“Kill him,” Lionel commanded.
At first I couldn’t, and quacked disconsolently for three days before the train would come back to life.
The second time I couldn’t either. It was a week that he left me, then.
Today, though, today the fat man’s blood flowed. Lionel tooted his horn so loudly I thought my ears would burst, and took my on a victory ride faster than we’d ever been before.
“Is it time, yet?” I asked, remembering the blood, picturing my father’s beer-swollen gun.
“Soon,” Lionel chuffed. “Soon-soon, Soon-soon, soon-soon….”
“As stated under Regulation 16”
“As stated under Regulation 16 By-law 22 Section 2 Point 4.1 Appendix 3 Paragraph 42 of the Manifesto Issued by Those Within The Box, as of now, it is my turn with the red Lionel toy train.”
Watson grabbed the treasured object and tugged. John held it closer to his chest. The damp, mouldy cardboard box shook with their wrestling and wrangling, straining the rips in the corners.
“It’s mine!” John snarled.
“Guys, please, mind The Box!” warned Bernard, fed up with their confined, disease-ridden dystopian world.
“Quack,” Howard agreed.
“Oh, shut up.” John let go, and Watson retreated in triumph to his corner.
“Why bother learning, Howard? When was the last time we had a duck in here?” John sighed.
“You never know…QUACK.”
The misery, the oppression, the overcrowding…Bernard couldn’t take it anymore, the insanity was torturing.
“Don’t you wish you were free?” he asked, struggling to his feet, his head jammed against the top of The Box.
“No,” a voice from another corner muttered.
“Squalor is next to ugliness,” Watson commented, train in hand. He giggled, “My precioussssssssssssss……”
“Oh, miserable old box…I so love having rags for clothes,” grumbled John.
“Is it just me, then?” Bernard demanded as ants nested under his moist patch of fear. “The dirt, the smell, the insecurity of it all? Doesn’t it bother you?”
“Go if you want. We can do without you,” Watson snapped, annoyed at the interruption to his play. John tried to swipe the toy train back and missed.

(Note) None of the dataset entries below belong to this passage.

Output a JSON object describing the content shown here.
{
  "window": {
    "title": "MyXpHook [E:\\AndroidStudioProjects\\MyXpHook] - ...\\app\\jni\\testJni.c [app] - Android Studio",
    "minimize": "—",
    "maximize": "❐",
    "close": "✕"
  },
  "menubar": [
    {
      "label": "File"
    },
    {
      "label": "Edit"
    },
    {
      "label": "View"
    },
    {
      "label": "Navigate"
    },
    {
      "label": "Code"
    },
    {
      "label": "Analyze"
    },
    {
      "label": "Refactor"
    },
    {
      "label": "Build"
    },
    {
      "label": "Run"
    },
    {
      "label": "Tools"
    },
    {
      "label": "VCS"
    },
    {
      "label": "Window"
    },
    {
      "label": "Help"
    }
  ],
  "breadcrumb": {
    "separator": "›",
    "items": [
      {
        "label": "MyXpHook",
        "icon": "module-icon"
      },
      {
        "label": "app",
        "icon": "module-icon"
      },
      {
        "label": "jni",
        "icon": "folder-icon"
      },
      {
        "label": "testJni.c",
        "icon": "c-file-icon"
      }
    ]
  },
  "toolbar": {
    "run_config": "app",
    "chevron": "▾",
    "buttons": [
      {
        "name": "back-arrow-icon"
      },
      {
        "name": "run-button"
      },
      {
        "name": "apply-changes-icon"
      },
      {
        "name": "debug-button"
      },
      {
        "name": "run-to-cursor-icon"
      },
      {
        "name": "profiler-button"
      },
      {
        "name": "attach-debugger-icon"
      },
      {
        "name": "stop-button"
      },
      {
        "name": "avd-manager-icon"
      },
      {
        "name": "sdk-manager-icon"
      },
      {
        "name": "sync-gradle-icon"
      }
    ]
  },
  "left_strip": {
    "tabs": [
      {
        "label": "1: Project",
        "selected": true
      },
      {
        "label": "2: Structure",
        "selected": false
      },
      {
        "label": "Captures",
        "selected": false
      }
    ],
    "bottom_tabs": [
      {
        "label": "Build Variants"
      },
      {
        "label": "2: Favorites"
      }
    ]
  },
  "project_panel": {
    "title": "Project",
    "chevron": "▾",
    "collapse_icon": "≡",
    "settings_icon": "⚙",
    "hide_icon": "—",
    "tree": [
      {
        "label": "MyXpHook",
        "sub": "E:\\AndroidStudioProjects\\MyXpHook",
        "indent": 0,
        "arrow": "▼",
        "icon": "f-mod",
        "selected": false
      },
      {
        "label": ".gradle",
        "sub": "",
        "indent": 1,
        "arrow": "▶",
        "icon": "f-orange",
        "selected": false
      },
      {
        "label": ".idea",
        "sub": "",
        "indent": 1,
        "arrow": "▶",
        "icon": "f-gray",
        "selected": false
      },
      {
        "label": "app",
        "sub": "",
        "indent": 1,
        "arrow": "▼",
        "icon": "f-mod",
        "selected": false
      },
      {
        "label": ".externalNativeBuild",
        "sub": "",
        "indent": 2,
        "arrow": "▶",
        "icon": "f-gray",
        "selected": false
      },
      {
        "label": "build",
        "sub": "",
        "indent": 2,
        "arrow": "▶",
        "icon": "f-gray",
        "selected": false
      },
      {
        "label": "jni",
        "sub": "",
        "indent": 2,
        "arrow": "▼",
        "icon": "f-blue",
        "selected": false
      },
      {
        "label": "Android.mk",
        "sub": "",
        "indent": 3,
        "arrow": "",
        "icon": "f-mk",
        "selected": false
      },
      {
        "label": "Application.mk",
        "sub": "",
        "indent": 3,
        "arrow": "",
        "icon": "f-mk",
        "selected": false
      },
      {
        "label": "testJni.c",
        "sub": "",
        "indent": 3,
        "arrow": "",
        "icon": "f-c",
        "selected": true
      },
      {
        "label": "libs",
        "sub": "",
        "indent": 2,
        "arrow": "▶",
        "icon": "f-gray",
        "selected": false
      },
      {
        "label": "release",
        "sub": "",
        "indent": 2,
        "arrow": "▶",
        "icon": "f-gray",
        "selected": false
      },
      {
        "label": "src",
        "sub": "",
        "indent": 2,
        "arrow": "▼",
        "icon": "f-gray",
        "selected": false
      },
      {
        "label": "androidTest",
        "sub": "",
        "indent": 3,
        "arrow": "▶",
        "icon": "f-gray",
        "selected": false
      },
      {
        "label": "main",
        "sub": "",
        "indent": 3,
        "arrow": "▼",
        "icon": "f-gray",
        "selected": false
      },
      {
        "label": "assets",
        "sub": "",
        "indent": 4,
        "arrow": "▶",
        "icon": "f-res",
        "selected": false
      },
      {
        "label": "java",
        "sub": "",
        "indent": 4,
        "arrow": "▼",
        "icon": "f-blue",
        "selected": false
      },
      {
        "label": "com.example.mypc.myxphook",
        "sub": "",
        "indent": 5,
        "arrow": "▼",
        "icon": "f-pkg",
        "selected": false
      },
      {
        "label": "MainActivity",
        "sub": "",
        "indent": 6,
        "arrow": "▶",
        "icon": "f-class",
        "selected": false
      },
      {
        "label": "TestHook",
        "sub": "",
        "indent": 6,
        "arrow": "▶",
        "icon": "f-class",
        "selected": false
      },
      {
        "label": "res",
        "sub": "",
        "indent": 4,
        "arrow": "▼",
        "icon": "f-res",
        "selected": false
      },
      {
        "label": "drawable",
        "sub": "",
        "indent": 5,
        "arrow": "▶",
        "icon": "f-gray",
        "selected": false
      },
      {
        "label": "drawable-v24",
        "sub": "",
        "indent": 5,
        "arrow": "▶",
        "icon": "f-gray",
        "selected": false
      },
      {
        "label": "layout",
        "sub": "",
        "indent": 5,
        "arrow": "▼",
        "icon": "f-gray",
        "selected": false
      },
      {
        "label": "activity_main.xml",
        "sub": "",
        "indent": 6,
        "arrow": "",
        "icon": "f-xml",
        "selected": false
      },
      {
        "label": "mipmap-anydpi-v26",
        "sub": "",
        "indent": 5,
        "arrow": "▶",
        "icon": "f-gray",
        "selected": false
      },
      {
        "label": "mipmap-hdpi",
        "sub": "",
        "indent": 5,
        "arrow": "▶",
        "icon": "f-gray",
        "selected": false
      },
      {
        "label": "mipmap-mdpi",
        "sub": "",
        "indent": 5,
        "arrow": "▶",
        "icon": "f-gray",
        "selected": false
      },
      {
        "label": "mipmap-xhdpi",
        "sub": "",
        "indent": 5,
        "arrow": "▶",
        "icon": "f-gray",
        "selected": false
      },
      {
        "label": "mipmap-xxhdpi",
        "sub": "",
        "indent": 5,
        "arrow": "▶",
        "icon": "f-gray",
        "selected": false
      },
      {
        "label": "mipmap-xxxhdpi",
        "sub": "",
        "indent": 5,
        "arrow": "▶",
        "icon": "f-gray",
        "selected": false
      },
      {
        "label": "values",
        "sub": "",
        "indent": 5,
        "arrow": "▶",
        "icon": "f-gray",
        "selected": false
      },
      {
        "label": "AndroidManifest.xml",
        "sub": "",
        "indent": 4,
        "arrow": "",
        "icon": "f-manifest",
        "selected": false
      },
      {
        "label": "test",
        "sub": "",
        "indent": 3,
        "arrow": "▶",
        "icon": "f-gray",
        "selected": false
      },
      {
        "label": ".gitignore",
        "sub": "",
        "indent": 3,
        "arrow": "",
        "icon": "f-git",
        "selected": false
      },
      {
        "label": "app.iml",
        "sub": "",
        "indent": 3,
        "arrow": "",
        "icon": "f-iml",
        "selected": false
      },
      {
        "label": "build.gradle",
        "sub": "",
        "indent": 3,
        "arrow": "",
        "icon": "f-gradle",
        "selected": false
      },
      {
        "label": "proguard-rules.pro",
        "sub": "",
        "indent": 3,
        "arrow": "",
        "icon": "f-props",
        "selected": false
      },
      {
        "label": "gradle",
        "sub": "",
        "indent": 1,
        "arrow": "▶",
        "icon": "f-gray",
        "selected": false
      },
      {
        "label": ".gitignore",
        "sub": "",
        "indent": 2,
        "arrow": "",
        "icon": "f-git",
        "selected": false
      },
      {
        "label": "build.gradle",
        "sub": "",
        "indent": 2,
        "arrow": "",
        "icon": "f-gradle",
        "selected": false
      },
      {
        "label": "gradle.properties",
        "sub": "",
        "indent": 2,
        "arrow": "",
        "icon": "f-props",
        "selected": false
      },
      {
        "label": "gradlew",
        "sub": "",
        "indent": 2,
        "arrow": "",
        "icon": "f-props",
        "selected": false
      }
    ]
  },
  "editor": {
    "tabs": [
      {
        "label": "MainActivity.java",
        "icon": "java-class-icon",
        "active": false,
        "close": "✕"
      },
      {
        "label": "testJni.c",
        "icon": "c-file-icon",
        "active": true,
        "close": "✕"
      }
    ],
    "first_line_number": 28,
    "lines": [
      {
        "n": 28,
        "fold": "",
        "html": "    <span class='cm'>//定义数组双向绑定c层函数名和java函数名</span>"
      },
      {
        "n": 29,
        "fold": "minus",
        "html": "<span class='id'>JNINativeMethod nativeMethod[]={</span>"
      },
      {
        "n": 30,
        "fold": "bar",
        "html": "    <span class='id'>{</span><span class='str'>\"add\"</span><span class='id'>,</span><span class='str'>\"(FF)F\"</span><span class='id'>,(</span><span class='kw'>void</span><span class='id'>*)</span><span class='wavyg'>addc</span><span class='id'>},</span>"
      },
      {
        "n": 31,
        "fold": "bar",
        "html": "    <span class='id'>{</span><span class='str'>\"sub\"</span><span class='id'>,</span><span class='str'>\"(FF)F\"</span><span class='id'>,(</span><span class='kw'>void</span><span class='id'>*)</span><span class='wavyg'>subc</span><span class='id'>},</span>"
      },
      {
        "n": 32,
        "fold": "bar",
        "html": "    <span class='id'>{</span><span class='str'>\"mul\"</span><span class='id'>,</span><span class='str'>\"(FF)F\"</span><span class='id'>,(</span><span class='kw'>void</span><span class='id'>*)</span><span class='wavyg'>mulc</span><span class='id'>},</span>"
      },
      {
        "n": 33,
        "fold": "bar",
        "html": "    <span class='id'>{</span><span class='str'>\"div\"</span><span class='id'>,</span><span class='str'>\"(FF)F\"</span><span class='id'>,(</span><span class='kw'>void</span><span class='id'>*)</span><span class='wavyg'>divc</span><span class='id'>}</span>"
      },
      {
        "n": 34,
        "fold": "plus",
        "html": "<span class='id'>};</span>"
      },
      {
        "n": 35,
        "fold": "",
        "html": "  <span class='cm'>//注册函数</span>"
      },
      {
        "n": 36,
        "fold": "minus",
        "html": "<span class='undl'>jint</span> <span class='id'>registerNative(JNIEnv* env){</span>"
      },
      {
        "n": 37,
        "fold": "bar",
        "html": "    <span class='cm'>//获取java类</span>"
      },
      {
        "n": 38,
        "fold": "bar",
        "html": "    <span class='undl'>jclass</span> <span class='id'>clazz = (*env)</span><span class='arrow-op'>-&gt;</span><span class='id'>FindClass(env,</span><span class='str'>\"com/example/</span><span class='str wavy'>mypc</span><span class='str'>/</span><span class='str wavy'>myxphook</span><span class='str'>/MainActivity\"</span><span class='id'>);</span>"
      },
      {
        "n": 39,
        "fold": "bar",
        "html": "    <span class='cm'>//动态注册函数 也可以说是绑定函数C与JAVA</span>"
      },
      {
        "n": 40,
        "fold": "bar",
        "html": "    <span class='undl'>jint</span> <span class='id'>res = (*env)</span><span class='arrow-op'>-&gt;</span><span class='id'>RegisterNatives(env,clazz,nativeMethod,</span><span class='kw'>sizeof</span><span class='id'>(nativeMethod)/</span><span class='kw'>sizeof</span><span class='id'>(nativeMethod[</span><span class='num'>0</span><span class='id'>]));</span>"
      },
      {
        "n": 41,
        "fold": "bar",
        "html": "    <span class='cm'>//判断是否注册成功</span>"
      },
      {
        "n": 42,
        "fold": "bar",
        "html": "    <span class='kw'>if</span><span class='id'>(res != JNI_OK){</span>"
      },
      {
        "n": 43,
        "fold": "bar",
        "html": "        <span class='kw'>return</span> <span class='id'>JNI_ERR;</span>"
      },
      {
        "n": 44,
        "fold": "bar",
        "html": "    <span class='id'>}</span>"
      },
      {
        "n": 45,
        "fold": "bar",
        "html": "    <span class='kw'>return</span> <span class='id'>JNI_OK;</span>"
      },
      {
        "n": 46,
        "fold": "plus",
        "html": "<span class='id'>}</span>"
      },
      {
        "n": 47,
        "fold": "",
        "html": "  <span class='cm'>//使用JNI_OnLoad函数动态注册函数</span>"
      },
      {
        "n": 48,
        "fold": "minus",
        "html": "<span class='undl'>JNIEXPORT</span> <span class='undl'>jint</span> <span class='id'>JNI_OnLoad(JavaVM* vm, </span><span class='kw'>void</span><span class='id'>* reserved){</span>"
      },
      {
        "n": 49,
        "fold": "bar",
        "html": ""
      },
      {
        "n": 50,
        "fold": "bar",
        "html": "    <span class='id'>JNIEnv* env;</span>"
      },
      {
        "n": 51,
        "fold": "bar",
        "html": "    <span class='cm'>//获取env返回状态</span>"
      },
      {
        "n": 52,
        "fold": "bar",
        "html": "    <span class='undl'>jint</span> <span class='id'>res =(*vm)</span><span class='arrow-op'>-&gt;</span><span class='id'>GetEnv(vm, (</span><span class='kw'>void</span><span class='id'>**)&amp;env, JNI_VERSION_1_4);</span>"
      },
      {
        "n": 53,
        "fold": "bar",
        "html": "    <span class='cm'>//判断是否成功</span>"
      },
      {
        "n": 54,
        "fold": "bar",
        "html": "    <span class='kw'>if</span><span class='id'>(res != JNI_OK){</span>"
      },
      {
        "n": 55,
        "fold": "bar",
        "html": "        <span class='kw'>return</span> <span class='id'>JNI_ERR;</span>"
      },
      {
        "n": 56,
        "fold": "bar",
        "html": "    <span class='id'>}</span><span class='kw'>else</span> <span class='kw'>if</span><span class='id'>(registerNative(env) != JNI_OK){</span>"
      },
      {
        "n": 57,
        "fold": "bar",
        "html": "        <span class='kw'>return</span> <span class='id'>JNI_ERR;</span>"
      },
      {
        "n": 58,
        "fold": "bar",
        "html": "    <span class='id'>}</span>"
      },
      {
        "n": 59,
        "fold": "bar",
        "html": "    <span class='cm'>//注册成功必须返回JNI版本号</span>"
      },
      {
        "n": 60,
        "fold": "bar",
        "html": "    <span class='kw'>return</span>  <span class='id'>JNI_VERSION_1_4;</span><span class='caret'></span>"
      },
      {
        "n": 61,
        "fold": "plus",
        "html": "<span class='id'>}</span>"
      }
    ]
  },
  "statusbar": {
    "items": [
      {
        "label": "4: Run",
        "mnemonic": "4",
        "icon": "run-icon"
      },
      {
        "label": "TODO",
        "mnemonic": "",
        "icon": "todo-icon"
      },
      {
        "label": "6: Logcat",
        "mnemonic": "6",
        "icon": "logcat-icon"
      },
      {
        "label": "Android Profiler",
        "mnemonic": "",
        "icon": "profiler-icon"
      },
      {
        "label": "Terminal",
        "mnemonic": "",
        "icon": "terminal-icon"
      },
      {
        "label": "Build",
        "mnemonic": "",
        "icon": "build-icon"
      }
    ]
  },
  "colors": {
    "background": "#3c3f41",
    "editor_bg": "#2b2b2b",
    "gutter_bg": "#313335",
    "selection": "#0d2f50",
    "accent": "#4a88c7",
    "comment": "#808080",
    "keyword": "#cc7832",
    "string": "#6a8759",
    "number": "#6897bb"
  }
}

“Look at you! You don’t even know what’s out there!” Bernard jabbed a finger in the air. “Don’t you care? We’re Schrodinger’s cats as far as anyone or anything out there is concerned!”
“I hate cats,” murmered John.
“I like quacks,” Howard interjected, “How about we all be Schrodinger’s ducks instead?”
“My preciousssssss,” Watson hissed.
“Are we…are we alive or dead?” whined Bernard.
“Dunno. If we’re Schrodinger’s ducks, then we’ll only know if someone opens The Box.”
Bernard looked around at his companions and saw the miserable, pathetic life they had, never once wondering what it was like outside. Surely there was more than this…
“I’m leaving,” he said.
“Good riddance, you and your ‘oppression’,” mumbled Watson.
Bernard shook his head, and looked up at the sagging roof inches from his nose. He sucked in, and punched upwards into the unknown. Whether or not the others were watching he did not know or care; his fist sank through the rotting cardboard like a clenched hand through thick, wet paper. Light shined through, and madness seized him. He reached, grabbed, and pulled himself out.
A flap closed on the hole in the top of The Box, and the light dimmed once more.
John leaped forward, “My turn! MY TURN WITH THE TRAIN!”
“Quack,” Howard said, shifting aside as they rolled past him.
Soft tapping on the side of The Box cut through their yells and made them pause.
“Can I come back in, please? It’s cold out here.”